*** EXERCISE INPUT ***
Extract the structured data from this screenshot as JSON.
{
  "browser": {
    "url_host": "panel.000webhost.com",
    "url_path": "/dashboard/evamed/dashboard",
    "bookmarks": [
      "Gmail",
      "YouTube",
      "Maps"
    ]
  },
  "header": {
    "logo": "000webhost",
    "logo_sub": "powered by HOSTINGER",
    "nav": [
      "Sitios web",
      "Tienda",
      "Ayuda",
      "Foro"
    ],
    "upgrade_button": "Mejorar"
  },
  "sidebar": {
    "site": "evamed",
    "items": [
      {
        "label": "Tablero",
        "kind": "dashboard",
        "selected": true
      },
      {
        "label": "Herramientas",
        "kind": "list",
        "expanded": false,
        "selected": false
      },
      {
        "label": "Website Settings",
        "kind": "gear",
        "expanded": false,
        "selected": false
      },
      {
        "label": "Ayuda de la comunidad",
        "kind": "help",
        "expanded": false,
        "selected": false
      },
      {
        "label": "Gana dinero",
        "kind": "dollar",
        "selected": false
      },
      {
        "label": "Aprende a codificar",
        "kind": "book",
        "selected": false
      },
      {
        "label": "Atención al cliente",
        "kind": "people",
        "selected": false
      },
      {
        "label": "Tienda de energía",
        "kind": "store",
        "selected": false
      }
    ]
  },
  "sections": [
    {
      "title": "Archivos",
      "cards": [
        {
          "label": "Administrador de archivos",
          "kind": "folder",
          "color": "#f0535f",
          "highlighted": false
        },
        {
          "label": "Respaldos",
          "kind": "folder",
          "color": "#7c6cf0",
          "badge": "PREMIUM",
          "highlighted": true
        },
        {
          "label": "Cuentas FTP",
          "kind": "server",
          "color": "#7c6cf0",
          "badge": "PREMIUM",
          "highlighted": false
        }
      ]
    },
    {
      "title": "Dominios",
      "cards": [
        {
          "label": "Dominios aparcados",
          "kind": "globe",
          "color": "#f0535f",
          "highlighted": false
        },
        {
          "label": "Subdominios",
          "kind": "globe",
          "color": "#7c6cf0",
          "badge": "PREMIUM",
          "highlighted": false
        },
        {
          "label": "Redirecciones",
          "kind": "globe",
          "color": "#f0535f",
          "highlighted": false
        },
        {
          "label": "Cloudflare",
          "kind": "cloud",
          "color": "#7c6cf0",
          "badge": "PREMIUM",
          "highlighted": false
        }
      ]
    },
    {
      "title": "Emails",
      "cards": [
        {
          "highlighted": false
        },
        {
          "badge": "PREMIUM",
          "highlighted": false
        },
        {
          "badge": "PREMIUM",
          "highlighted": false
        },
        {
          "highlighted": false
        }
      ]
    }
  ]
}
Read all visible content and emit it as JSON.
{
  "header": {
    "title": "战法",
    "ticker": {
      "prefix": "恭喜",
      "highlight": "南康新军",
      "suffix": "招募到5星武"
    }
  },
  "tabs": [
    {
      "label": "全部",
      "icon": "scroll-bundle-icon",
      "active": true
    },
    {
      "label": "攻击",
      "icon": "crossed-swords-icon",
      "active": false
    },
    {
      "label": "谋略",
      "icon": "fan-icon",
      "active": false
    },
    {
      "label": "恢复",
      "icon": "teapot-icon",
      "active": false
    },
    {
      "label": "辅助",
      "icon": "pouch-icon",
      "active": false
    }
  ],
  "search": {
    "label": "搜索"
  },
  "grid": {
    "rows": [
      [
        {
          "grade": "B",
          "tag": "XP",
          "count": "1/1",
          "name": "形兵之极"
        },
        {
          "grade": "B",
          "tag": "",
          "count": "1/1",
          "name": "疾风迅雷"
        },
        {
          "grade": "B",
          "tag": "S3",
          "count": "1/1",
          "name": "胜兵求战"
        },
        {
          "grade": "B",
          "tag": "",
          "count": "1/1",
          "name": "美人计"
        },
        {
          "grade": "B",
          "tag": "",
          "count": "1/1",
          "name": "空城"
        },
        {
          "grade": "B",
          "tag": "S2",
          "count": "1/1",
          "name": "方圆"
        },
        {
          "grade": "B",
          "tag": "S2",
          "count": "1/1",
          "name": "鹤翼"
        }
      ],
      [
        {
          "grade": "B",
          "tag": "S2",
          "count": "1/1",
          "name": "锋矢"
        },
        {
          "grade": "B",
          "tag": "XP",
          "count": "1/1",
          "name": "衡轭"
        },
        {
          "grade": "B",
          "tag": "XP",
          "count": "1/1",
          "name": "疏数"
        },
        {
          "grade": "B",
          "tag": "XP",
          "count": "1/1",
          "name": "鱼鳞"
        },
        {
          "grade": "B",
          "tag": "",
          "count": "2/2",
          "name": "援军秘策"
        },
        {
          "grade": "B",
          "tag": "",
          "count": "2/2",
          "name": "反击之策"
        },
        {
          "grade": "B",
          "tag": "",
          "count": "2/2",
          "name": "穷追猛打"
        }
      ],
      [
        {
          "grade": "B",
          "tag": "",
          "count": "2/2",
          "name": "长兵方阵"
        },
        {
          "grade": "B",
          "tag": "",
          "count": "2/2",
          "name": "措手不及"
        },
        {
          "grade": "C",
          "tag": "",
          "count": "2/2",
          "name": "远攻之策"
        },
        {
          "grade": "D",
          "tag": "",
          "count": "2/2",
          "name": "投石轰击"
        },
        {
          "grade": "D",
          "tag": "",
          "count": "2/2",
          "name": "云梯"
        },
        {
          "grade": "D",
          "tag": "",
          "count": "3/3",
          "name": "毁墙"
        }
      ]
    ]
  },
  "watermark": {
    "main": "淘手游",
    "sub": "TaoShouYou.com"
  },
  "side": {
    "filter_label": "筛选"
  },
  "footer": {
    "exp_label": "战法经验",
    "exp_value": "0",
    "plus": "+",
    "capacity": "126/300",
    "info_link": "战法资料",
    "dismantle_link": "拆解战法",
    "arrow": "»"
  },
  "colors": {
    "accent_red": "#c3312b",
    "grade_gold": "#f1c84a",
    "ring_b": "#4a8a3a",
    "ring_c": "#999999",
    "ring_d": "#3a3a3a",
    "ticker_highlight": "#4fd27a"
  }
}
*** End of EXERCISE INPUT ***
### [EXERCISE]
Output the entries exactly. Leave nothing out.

### [SOLUTION FOR THIS EXERCISE]
Extract the structured data from this screenshot as JSON.
{
  "browser": {
    "url_host": "panel.000webhost.com",
    "url_path": "/dashboard/evamed/dashboard",
    "bookmarks": [
      "Gmail",
      "YouTube",
      "Maps"
    ]
  },
  "header": {
    "logo": "000webhost",
    "logo_sub": "powered by HOSTINGER",
    "nav": [
      "Sitios web",
      "Tienda",
      "Ayuda",
      "Foro"
    ],
    "upgrade_button": "Mejorar"
  },
  "sidebar": {
    "site": "evamed",
    "items": [
      {
        "label": "Tablero",
        "kind": "dashboard",
        "selected": true
      },
      {
        "label": "Herramientas",
        "kind": "list",
        "expanded": false,
        "selected": false
      },
      {
        "label": "Website Settings",
        "kind": "gear",
        "expanded": false,
        "selected": false
      },
      {
        "label": "Ayuda de la comunidad",
        "kind": "help",
        "expanded": false,
        "selected": false
      },
      {
        "label": "Gana dinero",
        "kind": "dollar",
        "selected": false
      },
      {
        "label": "Aprende a codificar",
        "kind": "book",
        "selected": false
      },
      {
        "label": "Atención al cliente",
        "kind": "people",
        "selected": false
      },
      {
        "label": "Tienda de energía",
        "kind": "store",
        "selected": false
      }
    ]
  },
  "sections": [
    {
      "title": "Archivos",
      "cards": [
        {
          "label": "Administrador de archivos",
          "kind": "folder",
          "color": "#f0535f",
          "highlighted": false
        },
        {
          "label": "Respaldos",
          "kind": "folder",
          "color": "#7c6cf0",
          "badge": "PREMIUM",
          "highlighted": true
        },
        {
          "label": "Cuentas FTP",
          "kind": "server",
          "color": "#7c6cf0",
          "badge": "PREMIUM",
          "highlighted": false
        }
      ]
    },
    {
      "title": "Dominios",
      "cards": [
        {
          "label": "Dominios aparcados",
          "kind": "globe",
          "color": "#f0535f",
          "highlighted": false
        },
        {
          "label": "Subdominios",
          "kind": "globe",
          "color": "#7c6cf0",
          "badge": "PREMIUM",
          "highlighted": false
        },
        {
          "label": "Redirecciones",
          "kind": "globe",
          "color": "#f0535f",
          "highlighted": false
        },
        {
          "label": "Cloudflare",
          "kind": "cloud",
          "color": "#7c6cf0",
          "badge": "PREMIUM",
          "highlighted": false
        }
      ]
    },
    {
      "title": "Emails",
      "cards": [
        {
          "highlighted": false
        },
        {
          "badge": "PREMIUM",
          "highlighted": false
        },
        {
          "badge": "PREMIUM",
          "highlighted": false
        },
        {
          "highlighted": false
        }
      ]
    }
  ]
}
Read all visible content and emit it as JSON.
{
  "header": {
    "title": "战法",
    "ticker": {
      "prefix": "恭喜",
      "highlight": "南康新军",
      "suffix": "招募到5星武"
    }
  },
  "tabs": [
    {
      "label": "全部",
      "icon": "scroll-bundle-icon",
      "active": true
    },
    {
      "label": "攻击",
      "icon": "crossed-swords-icon",
      "active": false
    },
    {
      "label": "谋略",
      "icon": "fan-icon",
      "active": false
    },
    {
      "label": "恢复",
      "icon": "teapot-icon",
      "active": false
    },
    {
      "label": "辅助",
      "icon": "pouch-icon",
      "active": false
    }
  ],
  "search": {
    "label": "搜索"
  },
  "grid": {
    "rows": [
      [
        {
          "grade": "B",
          "tag": "XP",
          "count": "1/1",
          "name": "形兵之极"
        },
        {
          "grade": "B",
          "tag": "",
          "count": "1/1",
          "name": "疾风迅雷"
        },
        {
          "grade": "B",
          "tag": "S3",
          "count": "1/1",
          "name": "胜兵求战"
        },
        {
          "grade": "B",
          "tag": "",
          "count": "1/1",
          "name": "美人计"
        },
        {
          "grade": "B",
          "tag": "",
          "count": "1/1",
          "name": "空城"
        },
        {
          "grade": "B",
          "tag": "S2",
          "count": "1/1",
          "name": "方圆"
        },
        {
          "grade": "B",
          "tag": "S2",
          "count": "1/1",
          "name": "鹤翼"
        }
      ],
      [
        {
          "grade": "B",
          "tag": "S2",
          "count": "1/1",
          "name": "锋矢"
        },
        {
          "grade": "B",
          "tag": "XP",
          "count": "1/1",
          "name": "衡轭"
        },
        {
          "grade": "B",
          "tag": "XP",
          "count": "1/1",
          "name": "疏数"
        },
        {
          "grade": "B",
          "tag": "XP",
          "count": "1/1",
          "name": "鱼鳞"
        },
        {
          "grade": "B",
          "tag": "",
          "count": "2/2",
          "name": "援军秘策"
        },
        {
          "grade": "B",
          "tag": "",
          "count": "2/2",
          "name": "反击之策"
        },
        {
          "grade": "B",
          "tag": "",
          "count": "2/2",
          "name": "穷追猛打"
        }
      ],
      [
        {
          "grade": "B",
          "tag": "",
          "count": "2/2",
          "name": "长兵方阵"
        },
        {
          "grade": "B",
          "tag": "",
          "count": "2/2",
          "name": "措手不及"
        },
        {
          "grade": "C",
          "tag": "",
          "count": "2/2",
          "name": "远攻之策"
        },
        {
          "grade": "D",
          "tag": "",
          "count": "2/2",
          "name": "投石轰击"
        },
        {
          "grade": "D",
          "tag": "",
          "count": "2/2",
          "name": "云梯"
        },
        {
          "grade": "D",
          "tag": "",
          "count": "3/3",
          "name": "毁墙"
        }
      ]
    ]
  },
  "watermark": {
    "main": "淘手游",
    "sub": "TaoShouYou.com"
  },
  "side": {
    "filter_label": "筛选"
  },
  "footer": {
    "exp_label": "战法经验",
    "exp_value": "0",
    "plus": "+",
    "capacity": "126/300",
    "info_link": "战法资料",
    "dismantle_link": "拆解战法",
    "arrow": "»"
  },
  "colors": {
    "accent_red": "#c3312b",
    "grade_gold": "#f1c84a",
    "ring_b": "#4a8a3a",
    "ring_c": "#999999",
    "ring_d": "#3a3a3a",
    "ticker_highlight": "#4fd27a"
  }
}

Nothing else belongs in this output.